Task to carry out:
I'd like the entries reproduced exactly, with all pictures omitted.

Records from a data collection
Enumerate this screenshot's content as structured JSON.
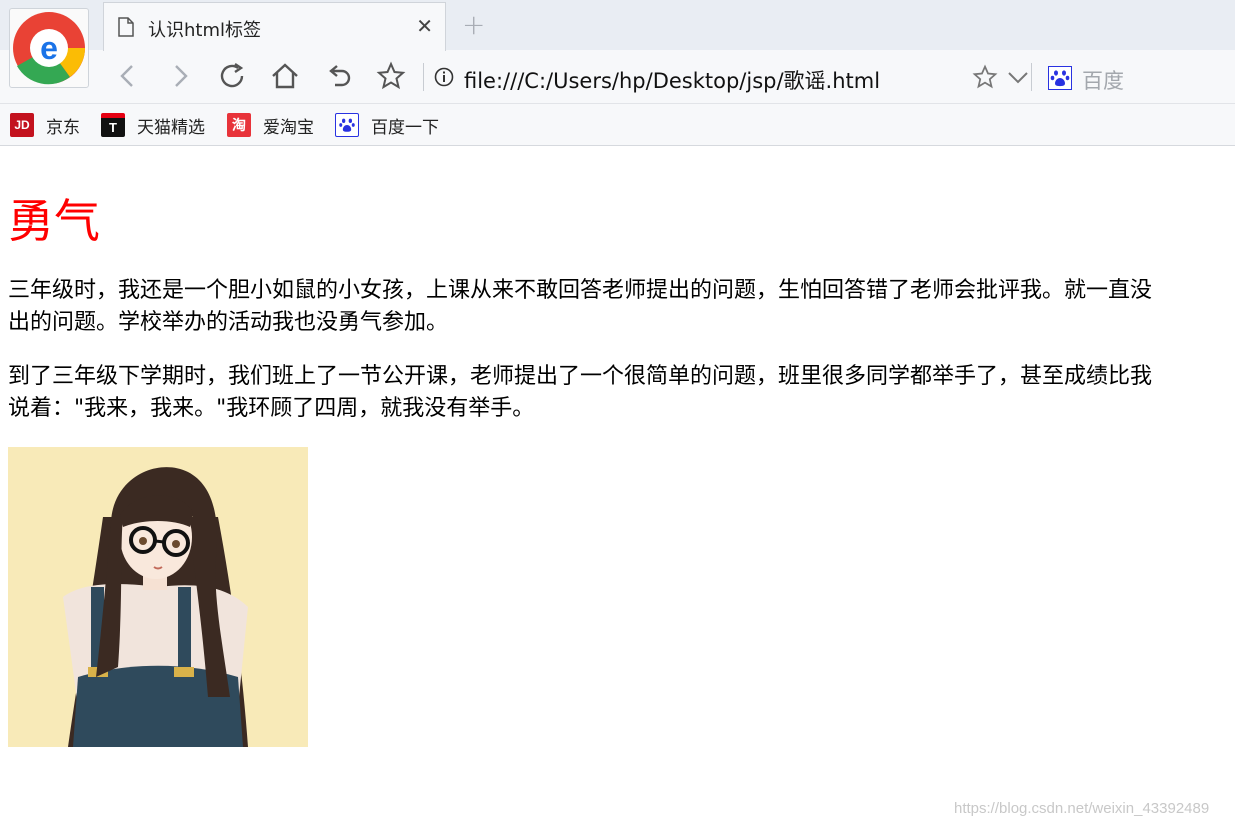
{
  "tab": {
    "title": "认识html标签",
    "close": "✕",
    "new_tab": "+"
  },
  "toolbar": {
    "url": "file:///C:/Users/hp/Desktop/jsp/歌谣.html",
    "search_placeholder": "百度"
  },
  "bookmarks": [
    {
      "icon_text": "JD",
      "label": "京东",
      "color": "#c3121e"
    },
    {
      "icon_text": "T",
      "label": "天猫精选",
      "color": "#111111"
    },
    {
      "icon_text": "淘",
      "label": "爱淘宝",
      "color": "#e8333a"
    },
    {
      "icon_text": "",
      "label": "百度一下",
      "color": "#2932e1"
    }
  ],
  "page": {
    "heading": "勇气",
    "heading_color": "#ff0000",
    "paragraphs": [
      {
        "line1": "三年级时，我还是一个胆小如鼠的小女孩，上课从来不敢回答老师提出的问题，生怕回答错了老师会批评我。就一直没",
        "line2": "出的问题。学校举办的活动我也没勇气参加。"
      },
      {
        "line1": "到了三年级下学期时，我们班上了一节公开课，老师提出了一个很简单的问题，班里很多同学都举手了，甚至成绩比我",
        "line2": "说着：\"我来，我来。\"我环顾了四周，就我没有举手。"
      }
    ]
  },
  "watermark": "https://blog.csdn.net/weixin_43392489"
}
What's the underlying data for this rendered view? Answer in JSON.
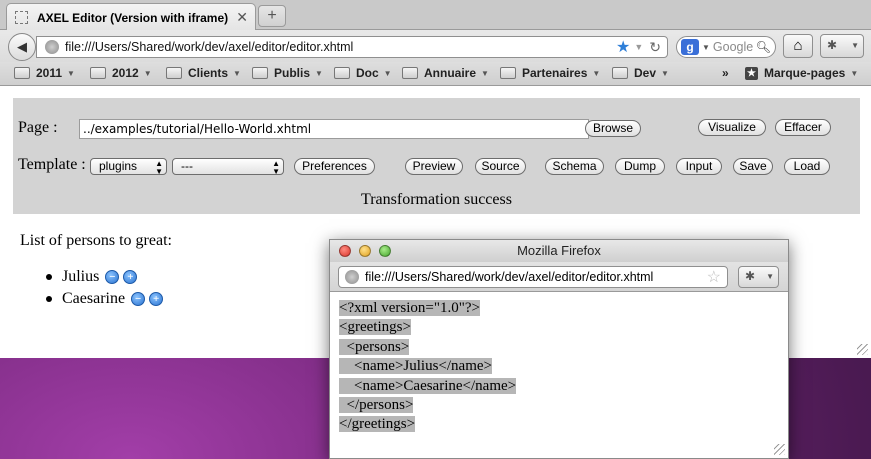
{
  "browser": {
    "tab_title": "AXEL Editor (Version with iframe)",
    "tab_close": "✕",
    "new_tab": "+",
    "url": "file:///Users/Shared/work/dev/axel/editor/editor.xhtml",
    "search_placeholder": "Google",
    "bookmarks": [
      "2011",
      "2012",
      "Clients",
      "Publis",
      "Doc",
      "Annuaire",
      "Partenaires",
      "Dev"
    ],
    "bookmarks_overflow": "»",
    "bookmarks_menu": "Marque-pages"
  },
  "editor": {
    "page_label": "Page :",
    "page_value": "../examples/tutorial/Hello-World.xhtml",
    "browse": "Browse",
    "visualize": "Visualize",
    "clear": "Effacer",
    "template_label": "Template :",
    "template_select": "plugins",
    "template_select2": "---",
    "preferences": "Preferences",
    "preview": "Preview",
    "source": "Source",
    "schema": "Schema",
    "dump": "Dump",
    "input": "Input",
    "save": "Save",
    "load": "Load",
    "status": "Transformation success"
  },
  "document": {
    "heading": "List of persons to great:",
    "persons": [
      "Julius",
      "Caesarine"
    ]
  },
  "popup": {
    "title": "Mozilla Firefox",
    "url": "file:///Users/Shared/work/dev/axel/editor/editor.xhtml",
    "xml_lines": [
      "<?xml version=\"1.0\"?>",
      "<greetings>",
      "  <persons>",
      "    <name>Julius</name>",
      "    <name>Caesarine</name>",
      "  </persons>",
      "</greetings>"
    ]
  },
  "colors": {
    "panel": "#d3d3d3",
    "accent_blue": "#2f7fd8",
    "desktop": "#7a2a80"
  }
}
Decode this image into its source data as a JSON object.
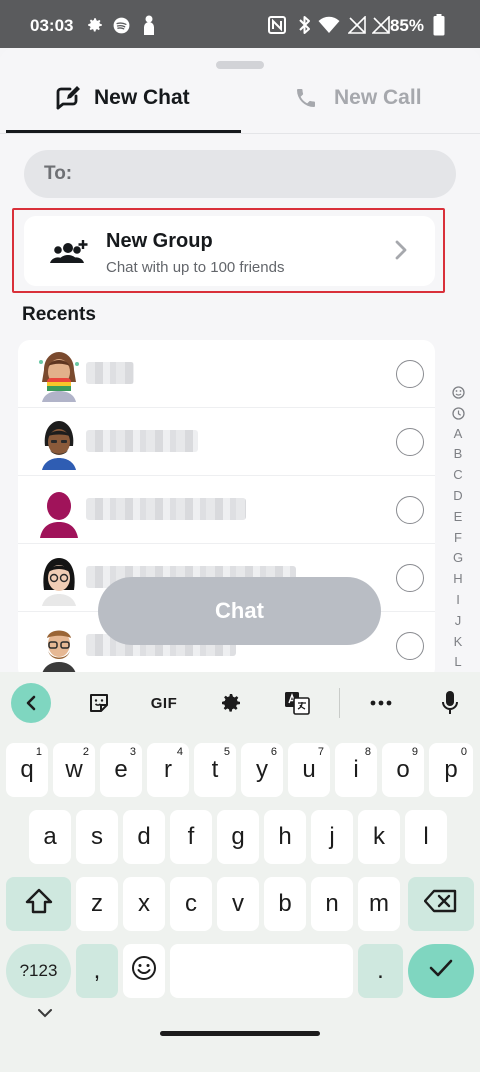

Solution below:
Enumerate this screenshot's content as structured JSON.
{
  "tab": {
    "title": "认识html标签",
    "close": "✕",
    "new_tab": "+"
  },
  "toolbar": {
    "url": "file:///C:/Users/hp/Desktop/jsp/歌谣.html",
    "search_placeholder": "百度"
  },
  "bookmarks": [
    {
      "icon_text": "JD",
      "label": "京东",
      "color": "#c3121e"
    },
    {
      "icon_text": "T",
      "label": "天猫精选",
      "color": "#111111"
    },
    {
      "icon_text": "淘",
      "label": "爱淘宝",
      "color": "#e8333a"
    },
    {
      "icon_text": "",
      "label": "百度一下",
      "color": "#2932e1"
    }
  ],
  "page": {
    "heading": "勇气",
    "heading_color": "#ff0000",
    "paragraphs": [
      {
        "line1": "三年级时，我还是一个胆小如鼠的小女孩，上课从来不敢回答老师提出的问题，生怕回答错了老师会批评我。就一直没",
        "line2": "出的问题。学校举办的活动我也没勇气参加。"
      },
      {
        "line1": "到了三年级下学期时，我们班上了一节公开课，老师提出了一个很简单的问题，班里很多同学都举手了，甚至成绩比我",
        "line2": "说着：\"我来，我来。\"我环顾了四周，就我没有举手。"
      }
    ]
  },
  "watermark": "https://blog.csdn.net/weixin_43392489"
}
What's the underlying data for this rendered view? Answer in JSON.
{
  "browser": {
    "tab_title": "AXEL Editor (Version with iframe)",
    "tab_close": "✕",
    "new_tab": "+",
    "url": "file:///Users/Shared/work/dev/axel/editor/editor.xhtml",
    "search_placeholder": "Google",
    "bookmarks": [
      "2011",
      "2012",
      "Clients",
      "Publis",
      "Doc",
      "Annuaire",
      "Partenaires",
      "Dev"
    ],
    "bookmarks_overflow": "»",
    "bookmarks_menu": "Marque-pages"
  },
  "editor": {
    "page_label": "Page :",
    "page_value": "../examples/tutorial/Hello-World.xhtml",
    "browse": "Browse",
    "visualize": "Visualize",
    "clear": "Effacer",
    "template_label": "Template :",
    "template_select": "plugins",
    "template_select2": "---",
    "preferences": "Preferences",
    "preview": "Preview",
    "source": "Source",
    "schema": "Schema",
    "dump": "Dump",
    "input": "Input",
    "save": "Save",
    "load": "Load",
    "status": "Transformation success"
  },
  "document": {
    "heading": "List of persons to great:",
    "persons": [
      "Julius",
      "Caesarine"
    ]
  },
  "popup": {
    "title": "Mozilla Firefox",
    "url": "file:///Users/Shared/work/dev/axel/editor/editor.xhtml",
    "xml_lines": [
      "<?xml version=\"1.0\"?>",
      "<greetings>",
      "  <persons>",
      "    <name>Julius</name>",
      "    <name>Caesarine</name>",
      "  </persons>",
      "</greetings>"
    ]
  },
  "colors": {
    "panel": "#d3d3d3",
    "accent_blue": "#2f7fd8",
    "desktop": "#7a2a80"
  }
}
Decode this image into its source data as a JSON object.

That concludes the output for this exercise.